Still The Greatest Barons Picture Ever

Photo courtesy of Rob Ferguson. All rights reserved. More photos can be found by visiting
Photo courtesy of Rob Ferguson. All rights reserved. More photos can be found by visiting

On a too-warm-for-winter December day last year, the Barons held an outdoor skating get together for fans in the downtown Oklahoma City area. Amidst the rebirth of that particular portion of the city, and the shadow of the nearly completed Devon Tower in the background, a good smattering of faithful hockey followers had an opportunity to hang out with their favorite minor league faces.

Magnus Paajarvi, recently sent to the farm from Edmonton, was in attendance. There was the steady up and comer, Teemu Hartikainen. Yann Danis showed up with his new baby. Uncomfortable with the situation at first, it didn’t take long for the group to gel well with the fans who were eager to snap a photo and carry on conversations.

Good friend of this site, and the aim of the “Where’s Rob Ferguson?” game that goes on in my head, Rob Ferguson was on hand to snap some photos of the day. And in one quick jump of the lens, he captured the greatest Barons picture to date.

You’d expect it to be of an incredible Danis glove save. Or maybe a Jake Taylor mix up in the corner. Or maybe it was a Plante cross-check that the refs missed, but the camera caught. Or maybe it was a Magnus Paajarvi wing wrister. No, instead it was a laid back photo that embodied both the aspects of why AHL hockey exists — a city and its prospects.

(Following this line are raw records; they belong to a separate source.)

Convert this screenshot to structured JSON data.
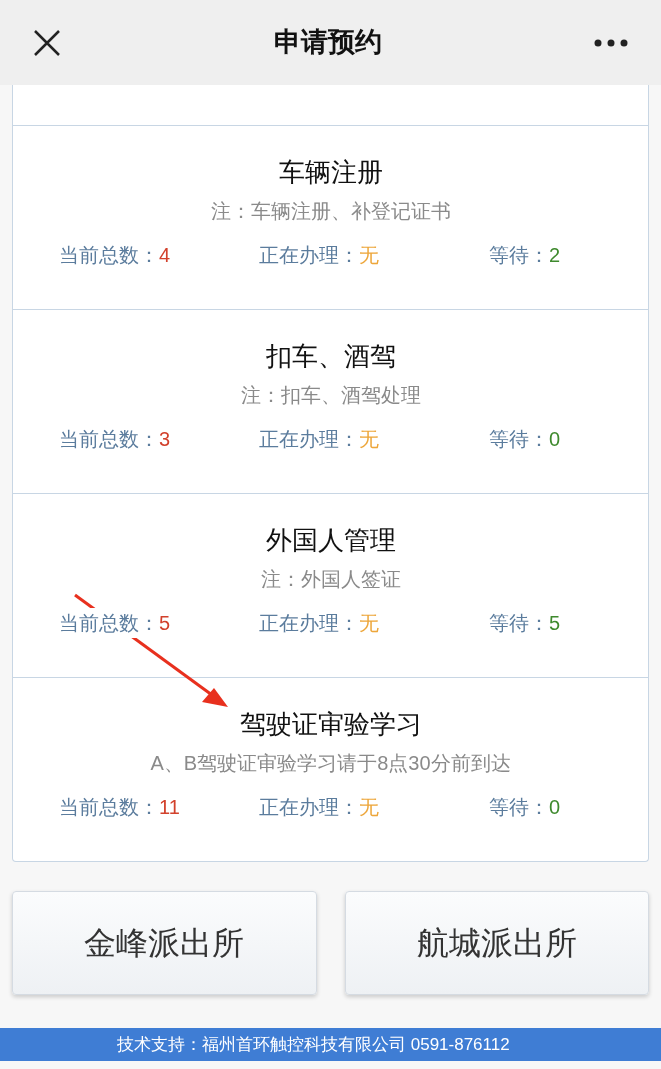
{
  "header": {
    "title": "申请预约"
  },
  "services": [
    {
      "title": "车辆注册",
      "note": "注：车辆注册、补登记证书",
      "stats": [
        {
          "kind": "total",
          "label": "当前总数：",
          "value": "4"
        },
        {
          "kind": "processing",
          "label": "正在办理：",
          "value": "无"
        },
        {
          "kind": "waiting",
          "label": "等待：",
          "value": "2"
        }
      ]
    },
    {
      "title": "扣车、酒驾",
      "note": "注：扣车、酒驾处理",
      "stats": [
        {
          "kind": "total",
          "label": "当前总数：",
          "value": "3"
        },
        {
          "kind": "processing",
          "label": "正在办理：",
          "value": "无"
        },
        {
          "kind": "waiting",
          "label": "等待：",
          "value": "0"
        }
      ]
    },
    {
      "title": "外国人管理",
      "note": "注：外国人签证",
      "stats": [
        {
          "kind": "total",
          "label": "当前总数：",
          "value": "5"
        },
        {
          "kind": "processing",
          "label": "正在办理：",
          "value": "无"
        },
        {
          "kind": "waiting",
          "label": "等待：",
          "value": "5"
        }
      ]
    },
    {
      "title": "驾驶证审验学习",
      "note": "A、B驾驶证审验学习请于8点30分前到达",
      "stats": [
        {
          "kind": "total",
          "label": "当前总数：",
          "value": "11"
        },
        {
          "kind": "processing",
          "label": "正在办理：",
          "value": "无"
        },
        {
          "kind": "waiting",
          "label": "等待：",
          "value": "0"
        }
      ]
    }
  ],
  "stations": [
    "金峰派出所",
    "航城派出所"
  ],
  "footer": "技术支持：福州首环触控科技有限公司 0591-876112"
}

Two of those prospects, with lots riding on their career development, were caught in a “bro” moment of epic proportions. Curtis Hamilton wrapped one arm around Tyler Pitlick with the ongoing construction of the Devon Tower in the background, and a slew of Oklahomans nearby. For an area of Oklahoma that has always had potential, but only recently has been full realized — this was simply an amazing shot.

The progress of Oklahoma City from cow town to NBA Finals host is quite remarkable. And the story of hockey has taken a similar route. From great history, to no team, to CHL, to no team, to AHL at its finest. And perhaps unintentionally, Mr. Ferguson captured a city-wide resurgence in one vertically shot photo.

There have been many photos that I have really enjoyed over the two years of AHL hockey in Oklahoma City. Some were taken by fans, others by professionals, others by the players themselves (much love twitter), but in the end a summation of both city and organization in one photo is a remarkable thing to achieve. And somehow, in some way, I think the picture to the left has done just that.